The effect of birth spacing on child survival in Kassena-Nankana Districts of Northern Ghana
Paul Welaga, Navrongo Health Research Centre
Cornelius Y. Debpuur, Navrongo Health Research Centre
Timothy Awine, Navrongo Health Research Centre

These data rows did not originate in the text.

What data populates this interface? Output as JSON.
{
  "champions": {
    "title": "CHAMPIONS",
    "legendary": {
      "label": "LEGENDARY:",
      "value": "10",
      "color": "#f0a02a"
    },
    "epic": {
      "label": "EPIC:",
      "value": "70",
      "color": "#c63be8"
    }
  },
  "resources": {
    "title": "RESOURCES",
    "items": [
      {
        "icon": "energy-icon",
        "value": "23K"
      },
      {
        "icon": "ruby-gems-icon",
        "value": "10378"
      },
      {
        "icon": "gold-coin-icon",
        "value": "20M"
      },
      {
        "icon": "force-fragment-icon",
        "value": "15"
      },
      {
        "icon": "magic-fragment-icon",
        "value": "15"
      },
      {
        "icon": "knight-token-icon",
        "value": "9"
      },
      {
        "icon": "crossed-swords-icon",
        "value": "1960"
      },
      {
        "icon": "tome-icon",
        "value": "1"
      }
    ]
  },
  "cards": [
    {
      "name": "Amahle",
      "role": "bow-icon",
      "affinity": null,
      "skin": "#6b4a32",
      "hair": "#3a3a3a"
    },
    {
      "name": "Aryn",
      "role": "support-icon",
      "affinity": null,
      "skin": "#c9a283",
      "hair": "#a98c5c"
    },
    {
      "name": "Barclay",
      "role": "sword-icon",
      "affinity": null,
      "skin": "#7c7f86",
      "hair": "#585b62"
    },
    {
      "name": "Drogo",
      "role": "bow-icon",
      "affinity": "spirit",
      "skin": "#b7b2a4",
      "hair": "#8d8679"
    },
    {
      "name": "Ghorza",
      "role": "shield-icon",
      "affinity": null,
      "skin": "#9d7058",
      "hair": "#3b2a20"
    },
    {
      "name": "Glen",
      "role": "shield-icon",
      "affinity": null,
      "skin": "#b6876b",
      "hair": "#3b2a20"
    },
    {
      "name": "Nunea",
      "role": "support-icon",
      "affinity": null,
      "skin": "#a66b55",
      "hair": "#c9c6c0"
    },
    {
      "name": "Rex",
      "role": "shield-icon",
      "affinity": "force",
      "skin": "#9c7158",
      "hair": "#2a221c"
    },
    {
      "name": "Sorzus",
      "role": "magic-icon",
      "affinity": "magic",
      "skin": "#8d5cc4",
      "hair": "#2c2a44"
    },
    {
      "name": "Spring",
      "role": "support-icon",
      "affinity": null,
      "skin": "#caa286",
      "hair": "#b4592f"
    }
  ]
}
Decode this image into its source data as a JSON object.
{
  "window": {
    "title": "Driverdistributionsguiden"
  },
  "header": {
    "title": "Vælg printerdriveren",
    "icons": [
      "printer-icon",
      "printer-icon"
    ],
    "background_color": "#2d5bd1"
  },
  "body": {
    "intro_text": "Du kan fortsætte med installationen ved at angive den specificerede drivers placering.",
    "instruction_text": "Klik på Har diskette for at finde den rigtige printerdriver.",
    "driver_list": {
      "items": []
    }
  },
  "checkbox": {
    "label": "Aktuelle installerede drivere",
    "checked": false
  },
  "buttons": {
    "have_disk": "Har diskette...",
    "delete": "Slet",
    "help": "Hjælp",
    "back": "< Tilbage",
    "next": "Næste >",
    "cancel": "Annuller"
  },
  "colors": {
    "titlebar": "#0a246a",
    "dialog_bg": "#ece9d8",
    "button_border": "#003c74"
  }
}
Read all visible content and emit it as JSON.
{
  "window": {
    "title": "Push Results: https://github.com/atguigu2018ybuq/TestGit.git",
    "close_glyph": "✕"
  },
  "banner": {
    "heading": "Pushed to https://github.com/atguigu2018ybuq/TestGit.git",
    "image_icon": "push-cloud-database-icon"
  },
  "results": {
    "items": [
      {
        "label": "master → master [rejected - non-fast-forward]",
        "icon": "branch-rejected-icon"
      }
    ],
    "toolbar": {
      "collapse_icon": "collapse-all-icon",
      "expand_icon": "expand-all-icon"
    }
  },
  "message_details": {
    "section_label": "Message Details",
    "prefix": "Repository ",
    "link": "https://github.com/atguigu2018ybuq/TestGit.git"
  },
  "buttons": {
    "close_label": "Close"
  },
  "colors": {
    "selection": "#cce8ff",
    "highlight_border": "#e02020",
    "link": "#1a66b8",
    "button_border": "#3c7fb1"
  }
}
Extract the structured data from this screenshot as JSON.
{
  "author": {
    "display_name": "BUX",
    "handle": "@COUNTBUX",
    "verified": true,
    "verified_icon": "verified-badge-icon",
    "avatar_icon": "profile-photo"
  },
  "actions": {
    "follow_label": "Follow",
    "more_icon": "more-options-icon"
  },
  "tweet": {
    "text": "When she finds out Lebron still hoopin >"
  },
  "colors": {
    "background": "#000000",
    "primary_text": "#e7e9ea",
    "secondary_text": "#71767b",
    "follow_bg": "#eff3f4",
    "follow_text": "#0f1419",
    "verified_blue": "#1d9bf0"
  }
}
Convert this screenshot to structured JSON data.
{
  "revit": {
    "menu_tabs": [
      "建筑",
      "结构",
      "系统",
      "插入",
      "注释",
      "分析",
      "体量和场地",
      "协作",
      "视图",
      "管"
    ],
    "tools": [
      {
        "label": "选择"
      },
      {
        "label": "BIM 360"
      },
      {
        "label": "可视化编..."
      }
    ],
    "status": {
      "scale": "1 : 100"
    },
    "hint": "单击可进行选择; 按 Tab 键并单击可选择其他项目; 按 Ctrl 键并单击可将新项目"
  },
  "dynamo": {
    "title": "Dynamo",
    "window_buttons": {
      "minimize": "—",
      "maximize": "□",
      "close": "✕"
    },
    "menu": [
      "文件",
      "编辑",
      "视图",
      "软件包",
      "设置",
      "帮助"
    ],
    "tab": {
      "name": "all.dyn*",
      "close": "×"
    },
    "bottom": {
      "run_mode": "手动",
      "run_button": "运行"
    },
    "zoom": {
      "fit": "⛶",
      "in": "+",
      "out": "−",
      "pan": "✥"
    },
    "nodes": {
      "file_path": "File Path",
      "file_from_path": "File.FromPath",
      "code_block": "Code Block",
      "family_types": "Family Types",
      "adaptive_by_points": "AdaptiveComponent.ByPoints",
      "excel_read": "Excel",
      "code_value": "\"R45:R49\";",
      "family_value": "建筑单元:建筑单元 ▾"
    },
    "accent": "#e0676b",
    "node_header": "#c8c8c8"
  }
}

Evidence on the relationship between birth-spacing and child survival is still unclear about which birth interval best enhances child survival. We examined the effect of preceding and succeeding birth interval on neonatal, infant and under-five mortality in a rural district in northern Ghana using longitudinal data. Children born between January 2002 and December 2008 registered in the Navrongo Demographic Surveillance System were included in the analysis. Preceding and succeeding birth intervals were categorized into four; <24 months, 24-35 months, 36-59 months and 60+ months. Cox models were fitted to estimate adjusted hazard of death. Preliminary results indicate that children with succeeding birth interval of 36-59 months have better survival than 24-35 months among neonatal, infant and under five children. Preceding birth interval was not a significant predictor of mortality among neonates and infants. However, short birth intervals could be a consequence rather than cause of child mortality.